Digging down between the roots, after a couple of days, we isolated many of the roots.  This allowed us to use a chainsaw to cut thru four of them and disconnect about 3/4 of the way around the stump.

With a gap between these major roots and the edge of the hole we are digging, we can dig out more dirt, going deeper, until we hit rock.  We then bring in our own blocks of limestone and our bottle jack.  Putting the bottle jack on the bedrock and under a root, we can jack up that side of the stump.  Once we have the stump up as far as the bottle jack will go, we can stack rocks under adjacent roots to support the stump, allowing the bottle jack to be removed.

We then put a 6x6 limestone block under where the bottle jack was used and can now lift the stump another 6 inches, allowing another 6 inches of stone to be put on the stacks holding up the adjacent roots.  Using this approach, we can lift one side of the stump significantly, allowing us to dig the dirt out of the center of the stump and to work on the roots that have not yet been cut.

Excavating under the roots that have not been cut, and then cutting them, frees the stump from the earth, and allows us to prop it up on one side.

We can then tilt the stump up out of the hole, onto a hand truck and trundle it out to the curb.

This leaves a big hole, with a layer of rock around the edges above the bedrock.

Using the pry bar and a rock as a fulcrum, we can pry the rock around the edges out.

leaving us with a big hole (about 6 feet in diameter and 28 inches deep), rock free, down to bedrock.

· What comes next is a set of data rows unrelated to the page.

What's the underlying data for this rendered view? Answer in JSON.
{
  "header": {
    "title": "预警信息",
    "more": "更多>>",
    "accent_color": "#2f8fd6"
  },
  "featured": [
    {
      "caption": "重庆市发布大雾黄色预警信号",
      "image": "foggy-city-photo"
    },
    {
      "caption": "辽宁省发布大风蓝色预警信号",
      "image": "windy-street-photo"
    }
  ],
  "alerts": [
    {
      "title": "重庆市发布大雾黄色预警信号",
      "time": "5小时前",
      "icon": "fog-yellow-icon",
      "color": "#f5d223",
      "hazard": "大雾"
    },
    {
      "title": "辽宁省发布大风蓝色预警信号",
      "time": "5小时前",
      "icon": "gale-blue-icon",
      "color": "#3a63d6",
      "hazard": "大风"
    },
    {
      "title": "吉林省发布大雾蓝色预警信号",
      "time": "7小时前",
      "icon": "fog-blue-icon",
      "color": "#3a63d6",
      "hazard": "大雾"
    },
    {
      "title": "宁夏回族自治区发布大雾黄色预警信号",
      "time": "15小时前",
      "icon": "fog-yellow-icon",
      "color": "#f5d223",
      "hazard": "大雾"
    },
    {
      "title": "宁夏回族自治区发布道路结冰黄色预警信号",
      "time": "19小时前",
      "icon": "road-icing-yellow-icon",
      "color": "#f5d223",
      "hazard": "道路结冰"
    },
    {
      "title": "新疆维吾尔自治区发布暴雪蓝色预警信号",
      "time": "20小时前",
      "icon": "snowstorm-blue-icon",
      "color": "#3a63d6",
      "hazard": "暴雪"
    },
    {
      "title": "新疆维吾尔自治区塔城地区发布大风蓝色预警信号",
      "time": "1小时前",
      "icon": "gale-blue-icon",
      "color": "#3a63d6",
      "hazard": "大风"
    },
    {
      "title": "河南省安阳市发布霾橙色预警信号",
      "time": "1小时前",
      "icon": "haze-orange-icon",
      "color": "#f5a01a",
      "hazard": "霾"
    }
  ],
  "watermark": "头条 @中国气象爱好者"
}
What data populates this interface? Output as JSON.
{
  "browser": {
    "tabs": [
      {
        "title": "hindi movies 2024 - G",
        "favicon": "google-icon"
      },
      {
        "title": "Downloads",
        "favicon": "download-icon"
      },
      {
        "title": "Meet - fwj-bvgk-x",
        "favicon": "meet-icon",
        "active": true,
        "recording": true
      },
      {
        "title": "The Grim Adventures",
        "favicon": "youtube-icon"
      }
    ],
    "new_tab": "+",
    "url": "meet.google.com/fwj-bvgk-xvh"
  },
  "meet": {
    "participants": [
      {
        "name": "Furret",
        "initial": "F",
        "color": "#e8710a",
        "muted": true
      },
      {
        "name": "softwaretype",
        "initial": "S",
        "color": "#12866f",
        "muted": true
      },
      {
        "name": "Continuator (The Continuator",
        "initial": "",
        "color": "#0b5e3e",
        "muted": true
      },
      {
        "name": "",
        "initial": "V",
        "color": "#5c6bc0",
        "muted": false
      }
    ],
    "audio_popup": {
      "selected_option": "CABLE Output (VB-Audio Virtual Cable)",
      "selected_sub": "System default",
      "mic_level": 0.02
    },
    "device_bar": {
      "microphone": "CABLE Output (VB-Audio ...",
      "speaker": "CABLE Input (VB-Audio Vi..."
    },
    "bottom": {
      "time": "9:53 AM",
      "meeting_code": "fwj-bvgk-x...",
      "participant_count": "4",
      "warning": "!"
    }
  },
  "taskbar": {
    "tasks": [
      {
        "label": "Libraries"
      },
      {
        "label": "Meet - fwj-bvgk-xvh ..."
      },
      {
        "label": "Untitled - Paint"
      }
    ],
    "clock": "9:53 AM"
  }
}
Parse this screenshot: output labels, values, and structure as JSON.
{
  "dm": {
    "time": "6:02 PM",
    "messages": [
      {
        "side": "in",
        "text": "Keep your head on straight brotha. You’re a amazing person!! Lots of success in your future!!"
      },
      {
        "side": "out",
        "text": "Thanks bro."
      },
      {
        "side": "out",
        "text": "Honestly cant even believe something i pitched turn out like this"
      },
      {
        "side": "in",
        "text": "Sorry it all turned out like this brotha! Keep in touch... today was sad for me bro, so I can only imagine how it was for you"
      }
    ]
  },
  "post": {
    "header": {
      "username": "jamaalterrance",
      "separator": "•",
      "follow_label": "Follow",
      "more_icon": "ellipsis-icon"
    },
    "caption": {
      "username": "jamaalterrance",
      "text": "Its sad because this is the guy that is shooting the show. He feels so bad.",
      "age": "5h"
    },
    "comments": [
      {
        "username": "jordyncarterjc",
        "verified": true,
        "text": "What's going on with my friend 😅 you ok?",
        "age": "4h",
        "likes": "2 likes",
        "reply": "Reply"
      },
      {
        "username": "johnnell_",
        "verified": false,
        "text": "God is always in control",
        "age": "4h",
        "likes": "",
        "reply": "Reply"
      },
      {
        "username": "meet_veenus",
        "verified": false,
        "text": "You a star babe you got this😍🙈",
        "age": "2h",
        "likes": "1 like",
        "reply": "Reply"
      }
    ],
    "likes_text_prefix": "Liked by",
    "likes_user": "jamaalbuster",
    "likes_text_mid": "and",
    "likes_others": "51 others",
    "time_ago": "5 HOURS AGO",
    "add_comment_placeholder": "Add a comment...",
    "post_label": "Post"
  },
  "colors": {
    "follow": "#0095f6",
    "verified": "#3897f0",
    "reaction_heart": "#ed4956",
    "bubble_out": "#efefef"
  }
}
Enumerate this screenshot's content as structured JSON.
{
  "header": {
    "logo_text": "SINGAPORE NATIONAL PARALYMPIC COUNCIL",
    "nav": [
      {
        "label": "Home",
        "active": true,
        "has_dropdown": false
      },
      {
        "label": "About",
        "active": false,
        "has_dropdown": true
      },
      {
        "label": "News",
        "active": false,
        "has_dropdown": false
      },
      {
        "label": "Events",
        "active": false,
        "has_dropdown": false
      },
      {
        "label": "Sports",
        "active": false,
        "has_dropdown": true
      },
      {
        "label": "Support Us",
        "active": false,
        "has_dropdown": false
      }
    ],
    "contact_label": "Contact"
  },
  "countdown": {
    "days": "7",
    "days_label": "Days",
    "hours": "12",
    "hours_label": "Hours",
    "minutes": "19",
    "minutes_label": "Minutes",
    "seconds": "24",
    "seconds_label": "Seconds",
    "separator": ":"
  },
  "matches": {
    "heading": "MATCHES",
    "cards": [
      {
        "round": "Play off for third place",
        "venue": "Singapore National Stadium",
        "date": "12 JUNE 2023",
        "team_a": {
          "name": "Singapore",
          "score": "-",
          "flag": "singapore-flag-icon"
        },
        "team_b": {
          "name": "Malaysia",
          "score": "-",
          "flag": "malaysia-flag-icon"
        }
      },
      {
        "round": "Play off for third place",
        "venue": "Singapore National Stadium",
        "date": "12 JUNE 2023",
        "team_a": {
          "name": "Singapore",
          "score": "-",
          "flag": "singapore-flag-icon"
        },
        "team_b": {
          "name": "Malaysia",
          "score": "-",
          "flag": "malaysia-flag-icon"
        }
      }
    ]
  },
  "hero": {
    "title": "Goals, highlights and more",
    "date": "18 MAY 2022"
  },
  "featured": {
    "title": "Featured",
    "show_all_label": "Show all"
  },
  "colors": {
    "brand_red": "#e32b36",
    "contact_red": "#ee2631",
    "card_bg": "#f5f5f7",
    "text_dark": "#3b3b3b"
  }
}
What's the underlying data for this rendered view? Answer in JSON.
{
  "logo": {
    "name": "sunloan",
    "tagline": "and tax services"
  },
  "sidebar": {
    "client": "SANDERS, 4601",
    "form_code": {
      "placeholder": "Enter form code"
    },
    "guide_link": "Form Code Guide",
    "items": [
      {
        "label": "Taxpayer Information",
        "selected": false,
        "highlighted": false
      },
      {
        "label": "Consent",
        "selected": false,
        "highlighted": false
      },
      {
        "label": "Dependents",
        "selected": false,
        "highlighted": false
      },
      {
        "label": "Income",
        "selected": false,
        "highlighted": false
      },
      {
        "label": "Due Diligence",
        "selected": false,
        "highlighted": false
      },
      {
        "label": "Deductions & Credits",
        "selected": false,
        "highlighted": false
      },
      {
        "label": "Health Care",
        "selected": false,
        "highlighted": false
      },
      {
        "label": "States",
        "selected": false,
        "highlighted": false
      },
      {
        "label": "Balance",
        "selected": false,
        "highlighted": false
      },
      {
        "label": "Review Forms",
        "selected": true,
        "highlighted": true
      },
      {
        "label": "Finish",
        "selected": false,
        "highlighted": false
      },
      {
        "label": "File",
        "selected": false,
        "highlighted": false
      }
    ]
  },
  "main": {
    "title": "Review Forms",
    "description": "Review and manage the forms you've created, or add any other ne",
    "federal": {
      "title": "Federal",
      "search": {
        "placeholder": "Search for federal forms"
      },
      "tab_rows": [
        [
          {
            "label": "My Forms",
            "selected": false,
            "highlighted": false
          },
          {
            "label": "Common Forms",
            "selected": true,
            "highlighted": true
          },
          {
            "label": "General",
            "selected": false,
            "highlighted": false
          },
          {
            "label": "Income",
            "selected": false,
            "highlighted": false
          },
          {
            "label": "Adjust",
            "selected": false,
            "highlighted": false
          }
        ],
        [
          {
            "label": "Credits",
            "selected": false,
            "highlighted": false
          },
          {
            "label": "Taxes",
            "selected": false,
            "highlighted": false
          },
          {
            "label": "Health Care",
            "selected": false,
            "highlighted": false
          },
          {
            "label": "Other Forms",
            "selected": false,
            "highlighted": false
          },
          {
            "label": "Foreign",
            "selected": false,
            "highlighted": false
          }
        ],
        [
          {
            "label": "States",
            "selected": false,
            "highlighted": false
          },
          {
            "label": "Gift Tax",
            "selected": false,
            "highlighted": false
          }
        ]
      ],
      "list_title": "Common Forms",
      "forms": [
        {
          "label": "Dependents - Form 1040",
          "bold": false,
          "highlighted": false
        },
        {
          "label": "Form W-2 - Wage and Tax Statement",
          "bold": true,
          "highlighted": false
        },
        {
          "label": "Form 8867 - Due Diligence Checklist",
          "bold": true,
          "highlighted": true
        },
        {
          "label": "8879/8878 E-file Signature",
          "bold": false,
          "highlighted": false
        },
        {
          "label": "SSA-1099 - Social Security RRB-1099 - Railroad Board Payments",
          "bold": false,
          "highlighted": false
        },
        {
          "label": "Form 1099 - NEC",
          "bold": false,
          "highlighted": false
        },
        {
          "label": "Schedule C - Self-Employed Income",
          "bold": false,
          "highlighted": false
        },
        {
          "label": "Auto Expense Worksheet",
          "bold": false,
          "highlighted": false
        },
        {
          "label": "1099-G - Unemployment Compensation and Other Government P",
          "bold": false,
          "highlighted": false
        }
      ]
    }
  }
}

and a pile of dirt.

Putting the dirt back in the hole leaves us with two barren spots, both without stumps.

This whole process took about a month.